What this task involves → From the entries below, report how many lines contain the string "preview". Only the number is wanted.

Page and application data records
[Start of Attachment]

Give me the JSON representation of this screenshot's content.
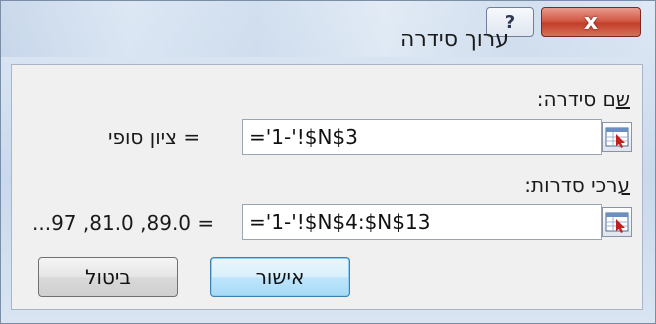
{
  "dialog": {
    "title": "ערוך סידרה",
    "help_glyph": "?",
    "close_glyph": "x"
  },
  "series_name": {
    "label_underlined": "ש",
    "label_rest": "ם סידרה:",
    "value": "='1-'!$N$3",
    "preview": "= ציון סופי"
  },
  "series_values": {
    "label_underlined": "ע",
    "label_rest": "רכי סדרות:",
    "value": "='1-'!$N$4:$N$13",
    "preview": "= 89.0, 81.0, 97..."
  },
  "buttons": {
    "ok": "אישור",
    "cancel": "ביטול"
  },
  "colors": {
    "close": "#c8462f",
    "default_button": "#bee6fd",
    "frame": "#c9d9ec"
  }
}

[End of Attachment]

Worked solution → 2